Lepakshi is a small town in Anantapur district of Southern Andhra Pradesh, located 15km east of Hindpur and 120 km north of Bangalore.
It is a region of shrines dedicated to Shiva, Vishnu, and Veerbhadra. The Veerbhadra temple dates back to the medieval era.
It was constructed by two brothers, Virupanna and Veerana, allies of the Vijaynagar Empire in 1583.
There are 70 pillars in this Hanging Pillar Lepakshi Temple in the Vijaynagar style. It is a very mysterious place.
One of the most interesting features of this temple is the hanging pillar in Tamilnadu.
Lepakshi Temple Hanging Pillar Hampi
The Hanging Pillar at Lepakshi Andhra Pradesh is attached to the ceiling but not the floor.
You can put a piece of cloth underneath and slide it to another side without any Obstruction, proving that the Lepakshi Floating Pillar is disconnected from the floor. It is famous as Akaasa Sthamba (floating pillar).
The 70 ft. pillar allegedly has been dislodged by a British engineer in the pre-independence era who unsuccessfully tried to remove it to open the secret of its support.
Lepakshi Temple secrets include its historical significance, its artistic sculptures, and its mysterious floating pillar in lepakshi that defies gravity.
It is an ancient pillar that defies gravity and is hanging in mid-air.
There is a different version of this theory, as well; the British government decided to do some renovations and endeavored to get rid of the pillars.
However, they couldn’t do it since it was set so correctly. They couldn’t remove the pillar, so they left it in an odd position.

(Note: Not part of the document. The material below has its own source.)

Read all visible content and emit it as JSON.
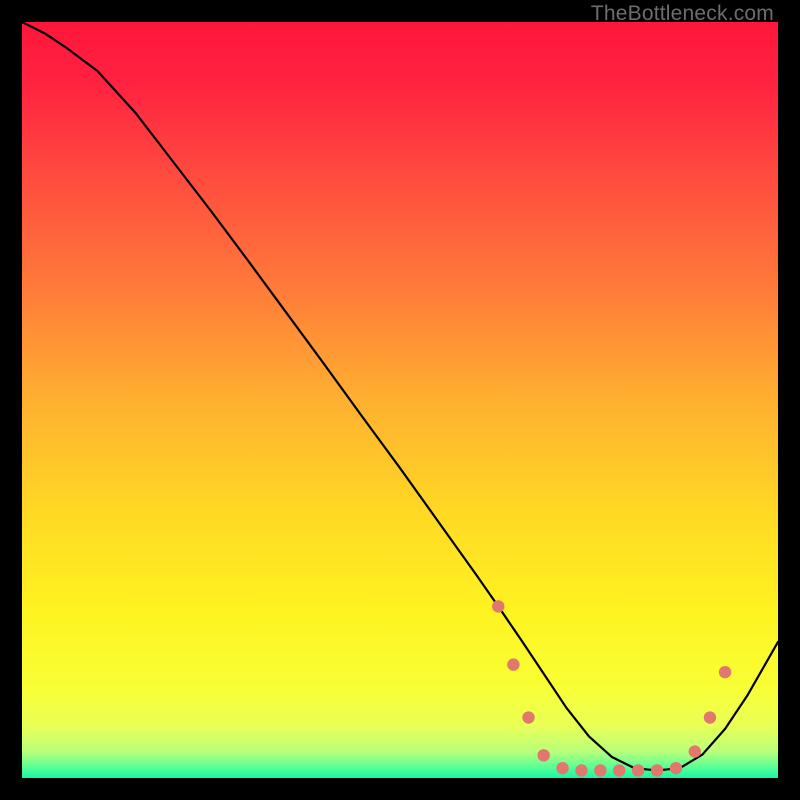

According to historians, the history of the Lepakshi Temple Pillar dates back to Ramayana.
It was the site where Lord Ram’s follower Jatayu fell after being injured by Ravana while taking away Mata Sita. In comparison, Puranic lore has Agastya building the Veerbhadra temple.
Hanging Pillar of Lepakshi T
Besides the Flying Pillar Temple, there are other attractions as well. Veerbhadra temple is famous for its sculptures.
It is popular for the collection of mural paintings from the Vijaynagar period. These depict various stories, like the marriage of Lord Shiva.
There are several forms of Shiva inside the hanging pillar of Lepakshi. There is a shrine of goddess Bhadrakali wearing serene expressions.
Many old Kannada inscriptions are carved on walls. The interior of the temple is cut out of granite.
There are other brilliant carvings, like a cow showing multiple postures in the same sculpture. A massive block of granite, 20ft tall, has cravings.
Another attraction of the Veerbhadra temple is the Nandi Bull, made of single granite stone, India’s biggest monolithic Nandi.
The Hanging Pillar and Other W
onders of Lepakshi
Besides the Pillar in Air Temple of Lepakshi, the magnificent Nandi is situated approximately a mile before the temple.
This would be the first pillar you would see when you’d enter the temple premise.
It is a massive structure, allegedly India’s biggest colossal Nandi. This enormous structure is 27ft long and 15 ft. high.
This grandeur is a perfectly proportioned body with finely carved ornaments.
It faces Shiva linga shielded by a huge serpent. Aside from its record size, the perfectly balanced body, smooth outlines, and finely-carved adornment add to its magnificence.
Once you reach the Lepakshi Pillar temple’s outer compound, you’ll see an enormous Ganesha- sculpted in stone and inclined against a rock.
Within the framework of the “lepakshi temple hanging pillar reason,” the Hanging Temple in India is thought to be a puzzle of inventive design and skillful construction.
It creates a sheltering roof over a black granite Shiva lingam. It is known as the biggest Nagalinga in India.